by Julie Hanus
July-August 2009
Add to My MSN

image by Cary Wolinsky

Content Tools

Related Content

Are Sex Studies Bad for Sex?

Sex science has demystified sexual intercourse, but it also promotes an overly medicalized view of s...

If Physical Theories Were Girlfriends

Always good for an erudite chuckle, McSweeney’s recently published a list of “Physical Theories as W...

Climate Change Denial and the Galileo Fallacy

Most individuals have enough sense to know when they reach the limits of their knowledge. The media ...

The Gaia Theory Gets Some Respect

Gaia theory is no longer looked down upon by many scientists—in fact, it has slowly become downright...

Ah, love: that yearning, burning, transcendently punch-drunk state of being. And it all begins with . . . attachment anxiety? For decades, researchers have probed the origin of love, tediously mining questionnaires and surveys for clues as to how sparks fly (and which ones stay lit). Now they’re making game-changing discoveries, reports Science News (Feb. 14, 2009), thanks to a distinctly modern opportunity to do field research: speed dating.

“Speed-dating investigations . . . illuminate a considerable gap between what people say they’re looking for in a romantic partner and traits of the people they actually want to go out with,” behavioral sciences editor Bruce Bower writes. Stereotypical points of allure, like physical attractiveness and financial stability, are less important than people tend to estimate when filling out surveys after the fact. Instead, relationships seem to blossom out of nervousness. Specifically, the anxiety of yearning for deep, emotionally attached love—the sort of connection that takes years to form—and not being sure if the fantasy is reciprocated.

In one study, psychologists at Northwestern University conducted speed-dating events with 160 college-age participants, who then reported on their love lives over the next month. More than any other factor, apprehension regarding a partner’s feelings prompted continued interest in the relationship. Daters who felt undesired jumped ship (no hope), but so did daters who felt too desired (no uncertainty). “It is almost as if a central component of passionate love is [having] the fantasy that one will ultimately possess an attachment bond with the desired partner,” one of the researchers told Science News. But not being sure it’s in the bag.

Post a comment below.


Pay Now & Save $5!
First Name: *
Last Name: *
Address: *
City: *
State/Province: *
Zip/Postal Code:*
(* indicates a required item)
Canadian subs: 1 year, (includes postage & GST). Foreign subs: 1 year, . U.S. funds.
Canadian Subscribers - Click Here
Non US and Canadian Subscribers - Click Here

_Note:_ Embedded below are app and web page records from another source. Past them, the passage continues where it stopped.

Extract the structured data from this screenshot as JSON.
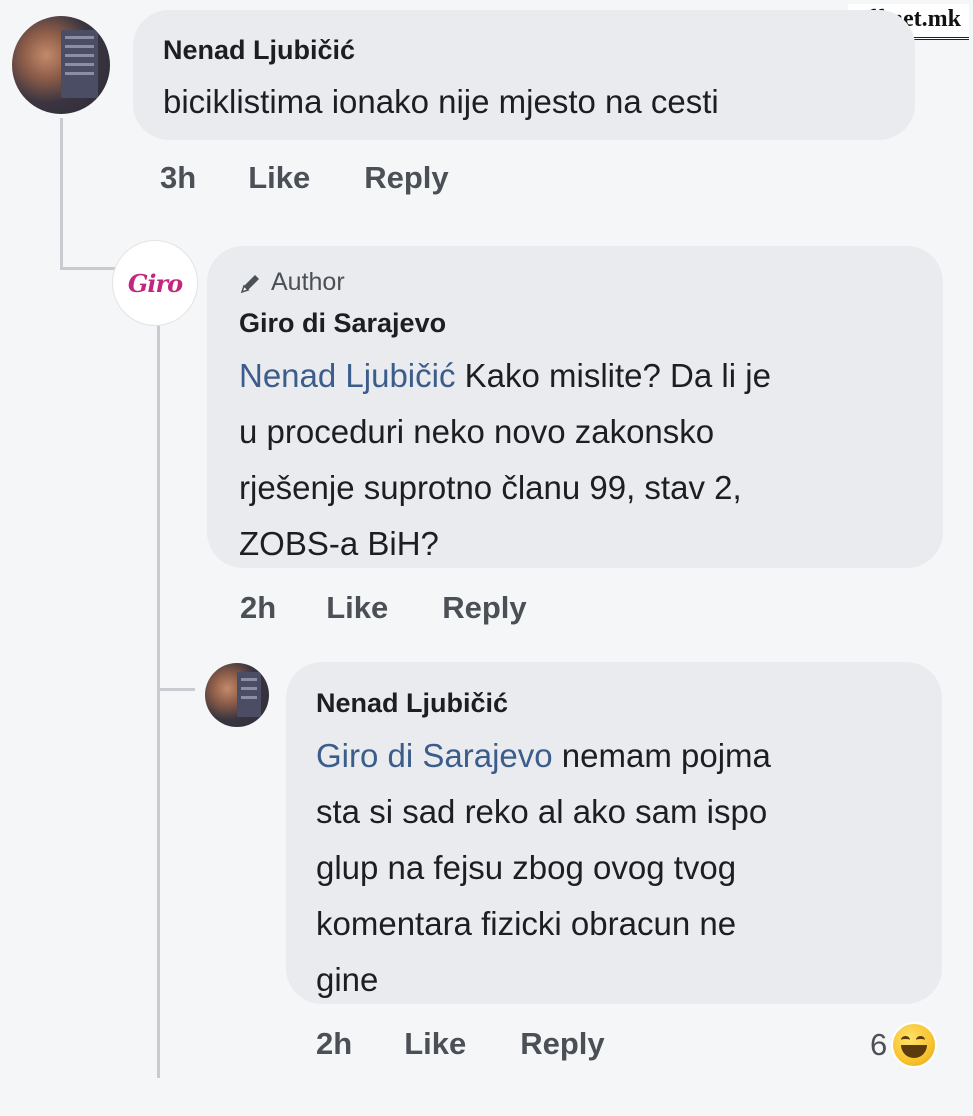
{
  "watermark": "off.net.mk",
  "comments": [
    {
      "author": "Nenad Ljubičić",
      "mention": "",
      "text": "biciklistima ionako nije mjesto na cesti",
      "time": "3h",
      "like": "Like",
      "reply": "Reply"
    },
    {
      "badge": "Author",
      "author": "Giro di Sarajevo",
      "mention": "Nenad Ljubičić",
      "text_lines": [
        " Kako mislite? Da li je",
        "u proceduri neko novo zakonsko",
        "rješenje suprotno članu 99, stav 2,",
        "ZOBS-a BiH?"
      ],
      "time": "2h",
      "like": "Like",
      "reply": "Reply",
      "logo": "Giro"
    },
    {
      "author": "Nenad Ljubičić",
      "mention": "Giro di Sarajevo",
      "text_lines": [
        " nemam pojma",
        "sta si sad reko al ako sam ispo",
        "glup na fejsu zbog ovog tvog",
        "komentara fizicki obracun ne",
        "gine"
      ],
      "time": "2h",
      "like": "Like",
      "reply": "Reply",
      "reaction_count": "6",
      "reaction_icon": "haha-emoji-icon"
    }
  ]
}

Want to gain a fresh perspective? Read stories that matter? Feel optimistic about the future? It's all here! Utne Reader offers provocative writing from diverse perspectives, insightful analysis of art and media, down-to-earth news and in-depth coverage of eye-opening issues that affect your life.

Save Even More Money By Paying NOW!

Pay now with a credit card and take advantage of our earth-friendly automatic renewal savings plan. You save an additional $5 and get 4 issues of Utne Reader for only $31.00 (USA only).

Or Bill Me Later and pay just $36 for 4 issues of Utne Reader!